For example, the Arcata baseball field is managed completely without herbicides or pesticides. Special tarps are used to cover infield dirt to help prevent weed growth between games. Park maintenance crews use the tarps to control rodents and tailor lawn-mowing cycles to fight weeds before they become established.
According to Dan Diemer, Arcata's park superintendent, from a management perspective, it is much easier to not use pesticides.
"The amount of training and paperwork that is required for pesticide use is intense."
He said that timely mowing and irrigation can be just as effective as using pesticides. If pests in and around the building are a problem, barriers and sanitation can be the first line of defense.
Angela Davis speaks Friday
A name out of the activism of the '60s and '70s will be at a Humboldt State University conference Friday.
Angela Davis, now a history professor at UC Santa Cruz, will be the keynote speaker for HSU's Multicultural Center's sixth annual diversity conference at the Arcata Theater. Theme of the conference is "And Justice for All? Challenging Inequality Through Education and Activism."
Davis gained fame in 1969 when her activism and membership in the Communist Party got her fired as an instructor at UC Los Angeles. She later spent 16 months in jail before acquittal on charges of kidnapping, murder and conspiracy.
The conference begins at 5 p.m. Friday with Davis expected to speak about 5:45 p.m. A question-and-answer session will follow.
The student-run conference resumes at 8 a.m. Saturday at HSU with a registration breakfast. Three sessions of concurrent workshops also are scheduled. They are "Multicultural Constituencies in the Classroom," "Human Rights Issues in Humboldt County," "Strategies for Confronting Homophobia in K-12 Schools," "Current Anti-Semitism in America," "Creating a Community Mural," "Jedi Training: Exploration of the `Force' of Social Justice" and "Shadow of Hate: Histories of Intolerance and Strategies for Resistance."

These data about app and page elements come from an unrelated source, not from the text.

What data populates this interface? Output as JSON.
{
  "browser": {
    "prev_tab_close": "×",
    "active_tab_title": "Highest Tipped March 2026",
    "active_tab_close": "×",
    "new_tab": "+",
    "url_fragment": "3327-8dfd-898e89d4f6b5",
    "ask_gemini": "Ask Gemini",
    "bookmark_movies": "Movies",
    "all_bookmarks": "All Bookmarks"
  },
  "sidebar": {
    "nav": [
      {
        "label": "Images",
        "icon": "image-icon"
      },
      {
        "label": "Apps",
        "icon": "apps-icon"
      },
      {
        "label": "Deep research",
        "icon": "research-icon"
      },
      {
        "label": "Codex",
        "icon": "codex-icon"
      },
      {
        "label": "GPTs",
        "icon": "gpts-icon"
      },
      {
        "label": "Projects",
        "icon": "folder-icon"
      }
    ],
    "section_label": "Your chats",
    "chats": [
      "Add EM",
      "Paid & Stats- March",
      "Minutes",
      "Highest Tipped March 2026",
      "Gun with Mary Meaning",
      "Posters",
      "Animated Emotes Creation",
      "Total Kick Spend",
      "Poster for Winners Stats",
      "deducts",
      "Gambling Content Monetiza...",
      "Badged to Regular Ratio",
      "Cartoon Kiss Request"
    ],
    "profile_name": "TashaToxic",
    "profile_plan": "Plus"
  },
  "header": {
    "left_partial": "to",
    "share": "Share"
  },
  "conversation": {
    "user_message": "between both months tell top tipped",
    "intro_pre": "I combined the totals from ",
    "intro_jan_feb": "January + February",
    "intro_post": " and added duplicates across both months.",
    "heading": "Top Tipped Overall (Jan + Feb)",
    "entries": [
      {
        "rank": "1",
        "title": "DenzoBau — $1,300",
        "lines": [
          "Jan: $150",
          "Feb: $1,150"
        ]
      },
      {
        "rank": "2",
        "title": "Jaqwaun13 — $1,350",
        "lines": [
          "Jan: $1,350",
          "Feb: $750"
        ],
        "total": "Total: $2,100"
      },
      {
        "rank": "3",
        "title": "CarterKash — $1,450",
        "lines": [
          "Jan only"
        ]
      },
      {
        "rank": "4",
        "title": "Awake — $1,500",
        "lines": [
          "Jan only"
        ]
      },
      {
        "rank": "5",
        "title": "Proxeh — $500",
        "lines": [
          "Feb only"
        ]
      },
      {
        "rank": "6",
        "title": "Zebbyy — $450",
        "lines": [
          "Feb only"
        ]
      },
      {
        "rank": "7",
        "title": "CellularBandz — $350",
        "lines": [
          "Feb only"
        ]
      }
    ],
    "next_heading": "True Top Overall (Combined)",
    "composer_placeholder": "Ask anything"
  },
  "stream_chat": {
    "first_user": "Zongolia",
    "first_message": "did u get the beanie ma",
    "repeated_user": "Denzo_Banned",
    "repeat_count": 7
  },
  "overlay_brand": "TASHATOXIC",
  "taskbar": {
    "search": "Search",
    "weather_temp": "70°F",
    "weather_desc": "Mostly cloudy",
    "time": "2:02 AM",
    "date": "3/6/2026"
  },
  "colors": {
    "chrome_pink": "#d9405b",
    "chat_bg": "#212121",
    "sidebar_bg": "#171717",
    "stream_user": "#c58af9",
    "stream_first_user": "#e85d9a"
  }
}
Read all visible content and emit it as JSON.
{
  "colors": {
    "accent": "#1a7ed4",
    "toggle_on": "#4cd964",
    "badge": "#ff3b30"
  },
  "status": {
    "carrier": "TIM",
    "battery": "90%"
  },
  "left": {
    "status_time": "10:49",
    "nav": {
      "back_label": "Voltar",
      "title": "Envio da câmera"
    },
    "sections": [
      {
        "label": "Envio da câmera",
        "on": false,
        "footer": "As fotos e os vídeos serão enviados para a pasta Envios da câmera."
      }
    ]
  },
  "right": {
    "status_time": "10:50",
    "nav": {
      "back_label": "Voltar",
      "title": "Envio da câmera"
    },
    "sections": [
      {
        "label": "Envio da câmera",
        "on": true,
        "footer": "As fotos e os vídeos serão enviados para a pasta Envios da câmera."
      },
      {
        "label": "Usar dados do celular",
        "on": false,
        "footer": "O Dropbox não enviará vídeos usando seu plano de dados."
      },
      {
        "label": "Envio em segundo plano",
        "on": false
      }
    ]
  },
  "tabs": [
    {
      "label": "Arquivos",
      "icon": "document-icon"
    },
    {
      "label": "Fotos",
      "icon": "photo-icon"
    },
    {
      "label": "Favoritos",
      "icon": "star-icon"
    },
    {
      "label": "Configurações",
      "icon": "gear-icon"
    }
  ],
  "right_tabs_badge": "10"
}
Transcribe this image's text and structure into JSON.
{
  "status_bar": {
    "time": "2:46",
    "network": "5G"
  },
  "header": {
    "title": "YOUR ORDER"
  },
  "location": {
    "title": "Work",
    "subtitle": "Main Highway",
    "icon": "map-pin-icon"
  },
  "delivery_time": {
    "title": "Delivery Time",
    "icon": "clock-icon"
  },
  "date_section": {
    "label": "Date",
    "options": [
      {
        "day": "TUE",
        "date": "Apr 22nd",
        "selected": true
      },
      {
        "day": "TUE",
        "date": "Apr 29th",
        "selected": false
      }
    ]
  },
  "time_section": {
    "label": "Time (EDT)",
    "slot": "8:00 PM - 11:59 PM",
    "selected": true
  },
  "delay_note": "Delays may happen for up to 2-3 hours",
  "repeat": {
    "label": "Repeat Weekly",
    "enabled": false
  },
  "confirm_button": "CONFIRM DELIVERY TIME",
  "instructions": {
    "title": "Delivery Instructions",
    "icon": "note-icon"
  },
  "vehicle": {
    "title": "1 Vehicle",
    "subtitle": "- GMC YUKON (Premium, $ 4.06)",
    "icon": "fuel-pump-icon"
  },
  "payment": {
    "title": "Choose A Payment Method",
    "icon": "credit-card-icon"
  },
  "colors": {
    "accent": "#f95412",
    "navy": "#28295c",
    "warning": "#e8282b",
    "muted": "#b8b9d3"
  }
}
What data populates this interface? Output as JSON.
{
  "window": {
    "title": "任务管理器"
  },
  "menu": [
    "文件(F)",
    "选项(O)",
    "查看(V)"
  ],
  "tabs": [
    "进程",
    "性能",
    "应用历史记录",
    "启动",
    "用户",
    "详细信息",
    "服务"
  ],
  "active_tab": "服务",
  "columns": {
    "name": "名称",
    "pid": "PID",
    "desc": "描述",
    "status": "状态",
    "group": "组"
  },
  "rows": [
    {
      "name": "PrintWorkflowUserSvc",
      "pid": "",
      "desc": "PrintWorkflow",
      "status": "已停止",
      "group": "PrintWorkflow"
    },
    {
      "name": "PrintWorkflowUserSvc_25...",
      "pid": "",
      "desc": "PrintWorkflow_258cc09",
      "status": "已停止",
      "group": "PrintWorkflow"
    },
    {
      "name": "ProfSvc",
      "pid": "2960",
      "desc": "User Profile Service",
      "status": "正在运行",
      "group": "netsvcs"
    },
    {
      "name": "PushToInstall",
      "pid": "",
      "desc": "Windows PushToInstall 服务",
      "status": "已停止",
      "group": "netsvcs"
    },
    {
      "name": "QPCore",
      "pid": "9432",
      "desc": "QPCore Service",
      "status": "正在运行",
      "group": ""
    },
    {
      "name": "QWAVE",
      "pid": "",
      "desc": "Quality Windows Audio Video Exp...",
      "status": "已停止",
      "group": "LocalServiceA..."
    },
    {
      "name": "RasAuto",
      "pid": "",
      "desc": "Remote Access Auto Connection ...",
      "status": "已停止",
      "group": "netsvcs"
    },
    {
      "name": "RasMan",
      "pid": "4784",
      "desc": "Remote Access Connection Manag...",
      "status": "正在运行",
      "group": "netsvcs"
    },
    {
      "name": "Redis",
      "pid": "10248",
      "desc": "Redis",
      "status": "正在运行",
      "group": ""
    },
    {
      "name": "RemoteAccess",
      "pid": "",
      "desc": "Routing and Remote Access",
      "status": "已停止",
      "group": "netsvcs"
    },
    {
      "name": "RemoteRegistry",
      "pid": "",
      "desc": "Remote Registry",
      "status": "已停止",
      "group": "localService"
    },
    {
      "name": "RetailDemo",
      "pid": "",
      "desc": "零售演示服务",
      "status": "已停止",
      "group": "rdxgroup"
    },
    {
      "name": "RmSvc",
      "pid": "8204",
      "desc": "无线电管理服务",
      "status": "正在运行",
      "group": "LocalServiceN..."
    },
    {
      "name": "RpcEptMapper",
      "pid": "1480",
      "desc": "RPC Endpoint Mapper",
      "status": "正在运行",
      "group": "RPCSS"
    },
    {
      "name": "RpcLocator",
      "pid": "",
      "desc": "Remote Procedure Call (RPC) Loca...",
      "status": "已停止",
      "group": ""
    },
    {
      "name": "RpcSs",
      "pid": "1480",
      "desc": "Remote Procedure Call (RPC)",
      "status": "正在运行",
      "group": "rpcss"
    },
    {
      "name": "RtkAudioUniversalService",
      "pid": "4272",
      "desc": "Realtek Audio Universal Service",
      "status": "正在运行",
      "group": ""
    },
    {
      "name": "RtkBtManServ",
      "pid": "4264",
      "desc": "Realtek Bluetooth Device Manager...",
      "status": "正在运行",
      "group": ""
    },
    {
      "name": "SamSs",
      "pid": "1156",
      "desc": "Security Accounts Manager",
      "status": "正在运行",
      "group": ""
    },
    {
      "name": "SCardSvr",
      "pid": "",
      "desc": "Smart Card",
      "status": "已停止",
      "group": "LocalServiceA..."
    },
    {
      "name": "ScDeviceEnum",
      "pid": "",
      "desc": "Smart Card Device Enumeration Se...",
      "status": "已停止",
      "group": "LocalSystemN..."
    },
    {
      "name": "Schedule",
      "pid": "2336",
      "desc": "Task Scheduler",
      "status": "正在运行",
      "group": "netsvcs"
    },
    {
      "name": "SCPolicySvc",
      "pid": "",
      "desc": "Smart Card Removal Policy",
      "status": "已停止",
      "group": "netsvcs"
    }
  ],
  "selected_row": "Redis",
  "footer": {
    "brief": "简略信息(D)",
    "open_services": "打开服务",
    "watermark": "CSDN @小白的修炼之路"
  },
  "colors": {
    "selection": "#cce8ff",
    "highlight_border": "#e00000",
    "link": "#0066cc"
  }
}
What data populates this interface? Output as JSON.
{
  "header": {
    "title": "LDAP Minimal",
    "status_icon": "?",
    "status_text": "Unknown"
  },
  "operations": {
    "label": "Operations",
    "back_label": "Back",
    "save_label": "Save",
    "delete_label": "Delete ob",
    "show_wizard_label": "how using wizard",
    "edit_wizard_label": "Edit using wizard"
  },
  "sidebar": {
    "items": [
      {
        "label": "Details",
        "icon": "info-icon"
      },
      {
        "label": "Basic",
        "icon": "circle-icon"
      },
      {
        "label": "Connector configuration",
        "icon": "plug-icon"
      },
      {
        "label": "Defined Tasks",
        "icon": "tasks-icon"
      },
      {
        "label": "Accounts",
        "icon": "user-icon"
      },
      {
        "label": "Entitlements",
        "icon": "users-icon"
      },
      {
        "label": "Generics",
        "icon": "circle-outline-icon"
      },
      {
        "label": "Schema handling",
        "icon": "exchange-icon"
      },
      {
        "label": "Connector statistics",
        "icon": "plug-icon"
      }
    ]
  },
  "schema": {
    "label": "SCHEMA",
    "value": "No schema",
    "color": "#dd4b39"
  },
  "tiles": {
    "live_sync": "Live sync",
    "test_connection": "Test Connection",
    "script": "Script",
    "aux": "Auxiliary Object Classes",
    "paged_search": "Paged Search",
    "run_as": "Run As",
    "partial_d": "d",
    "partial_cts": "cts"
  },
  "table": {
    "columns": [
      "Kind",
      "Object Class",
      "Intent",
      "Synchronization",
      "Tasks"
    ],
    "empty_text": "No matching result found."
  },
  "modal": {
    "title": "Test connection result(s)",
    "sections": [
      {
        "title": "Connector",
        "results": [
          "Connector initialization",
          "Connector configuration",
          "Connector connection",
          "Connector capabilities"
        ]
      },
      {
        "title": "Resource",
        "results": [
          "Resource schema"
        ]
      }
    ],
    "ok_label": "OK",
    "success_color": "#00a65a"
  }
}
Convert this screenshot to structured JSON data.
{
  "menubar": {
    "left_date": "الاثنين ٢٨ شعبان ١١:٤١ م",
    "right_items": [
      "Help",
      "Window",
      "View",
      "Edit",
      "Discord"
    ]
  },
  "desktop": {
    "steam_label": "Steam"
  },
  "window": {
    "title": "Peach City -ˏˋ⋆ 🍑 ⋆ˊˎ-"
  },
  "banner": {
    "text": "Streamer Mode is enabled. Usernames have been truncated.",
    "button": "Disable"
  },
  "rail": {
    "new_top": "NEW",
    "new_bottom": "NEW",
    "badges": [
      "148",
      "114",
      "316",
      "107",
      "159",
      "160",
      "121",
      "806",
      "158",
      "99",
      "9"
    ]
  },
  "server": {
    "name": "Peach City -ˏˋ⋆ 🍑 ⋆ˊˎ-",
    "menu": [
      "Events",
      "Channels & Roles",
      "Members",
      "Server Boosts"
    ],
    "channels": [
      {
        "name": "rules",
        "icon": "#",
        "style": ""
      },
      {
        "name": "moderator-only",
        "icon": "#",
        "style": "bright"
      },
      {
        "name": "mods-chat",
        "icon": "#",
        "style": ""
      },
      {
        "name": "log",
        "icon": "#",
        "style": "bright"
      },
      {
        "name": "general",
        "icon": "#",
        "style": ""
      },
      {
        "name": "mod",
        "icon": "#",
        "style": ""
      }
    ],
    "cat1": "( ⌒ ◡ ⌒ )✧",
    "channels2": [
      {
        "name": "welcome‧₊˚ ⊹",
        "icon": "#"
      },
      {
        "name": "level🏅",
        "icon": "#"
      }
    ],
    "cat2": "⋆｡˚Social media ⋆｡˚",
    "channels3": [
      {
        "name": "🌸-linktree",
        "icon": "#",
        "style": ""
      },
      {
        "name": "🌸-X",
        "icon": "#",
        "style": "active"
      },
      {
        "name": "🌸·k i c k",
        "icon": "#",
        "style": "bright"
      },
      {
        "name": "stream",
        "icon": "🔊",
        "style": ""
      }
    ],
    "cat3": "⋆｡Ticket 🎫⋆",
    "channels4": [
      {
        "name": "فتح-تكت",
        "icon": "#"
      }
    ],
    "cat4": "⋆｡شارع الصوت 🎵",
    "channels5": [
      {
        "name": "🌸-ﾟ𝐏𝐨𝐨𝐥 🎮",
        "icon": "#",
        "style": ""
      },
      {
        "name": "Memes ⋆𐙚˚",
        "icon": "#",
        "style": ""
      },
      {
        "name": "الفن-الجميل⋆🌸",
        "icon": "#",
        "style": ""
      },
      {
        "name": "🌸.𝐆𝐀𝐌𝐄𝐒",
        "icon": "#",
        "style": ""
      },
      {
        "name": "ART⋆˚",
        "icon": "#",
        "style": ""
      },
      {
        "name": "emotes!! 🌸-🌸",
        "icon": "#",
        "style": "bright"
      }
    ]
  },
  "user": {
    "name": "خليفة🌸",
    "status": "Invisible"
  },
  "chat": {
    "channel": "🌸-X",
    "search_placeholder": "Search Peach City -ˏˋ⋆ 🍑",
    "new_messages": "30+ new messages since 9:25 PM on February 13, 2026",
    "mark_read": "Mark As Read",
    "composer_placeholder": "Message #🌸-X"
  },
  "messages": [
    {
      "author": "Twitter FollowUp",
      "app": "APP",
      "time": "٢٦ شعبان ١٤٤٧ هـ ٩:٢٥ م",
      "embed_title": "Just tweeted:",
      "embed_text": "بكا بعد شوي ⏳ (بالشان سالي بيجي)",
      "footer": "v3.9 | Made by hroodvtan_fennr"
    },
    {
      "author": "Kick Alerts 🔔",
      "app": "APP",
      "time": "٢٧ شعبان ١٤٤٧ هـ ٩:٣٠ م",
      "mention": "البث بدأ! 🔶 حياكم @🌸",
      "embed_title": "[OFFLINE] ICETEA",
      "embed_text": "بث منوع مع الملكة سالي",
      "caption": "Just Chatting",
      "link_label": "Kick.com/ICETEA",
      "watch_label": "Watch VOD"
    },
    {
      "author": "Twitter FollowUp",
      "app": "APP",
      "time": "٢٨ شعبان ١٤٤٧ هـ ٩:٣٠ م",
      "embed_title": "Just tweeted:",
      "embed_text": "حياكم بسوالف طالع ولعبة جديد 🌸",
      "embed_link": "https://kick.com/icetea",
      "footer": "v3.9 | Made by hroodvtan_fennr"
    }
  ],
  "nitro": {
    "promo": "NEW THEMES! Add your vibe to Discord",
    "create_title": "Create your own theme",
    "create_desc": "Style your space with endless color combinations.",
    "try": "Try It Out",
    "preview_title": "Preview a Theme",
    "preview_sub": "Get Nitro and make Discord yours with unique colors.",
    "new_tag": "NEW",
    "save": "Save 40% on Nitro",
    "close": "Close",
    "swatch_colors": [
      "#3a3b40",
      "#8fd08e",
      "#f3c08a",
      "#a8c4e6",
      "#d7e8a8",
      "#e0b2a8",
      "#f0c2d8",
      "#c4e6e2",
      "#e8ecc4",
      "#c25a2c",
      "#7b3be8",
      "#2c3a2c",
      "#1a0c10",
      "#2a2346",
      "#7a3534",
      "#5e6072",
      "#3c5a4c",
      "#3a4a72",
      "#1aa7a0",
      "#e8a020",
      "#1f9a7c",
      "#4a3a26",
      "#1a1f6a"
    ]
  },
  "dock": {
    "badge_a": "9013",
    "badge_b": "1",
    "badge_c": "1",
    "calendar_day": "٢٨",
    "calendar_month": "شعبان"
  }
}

Registration is $15 for students, staff and faculty from HSU, College of the Redwoods and high schools. It is $20 for the general public. Tickets for Davis's talk only are $5 for students, staff and faculty and $10 general.
More information is available at 826-3364.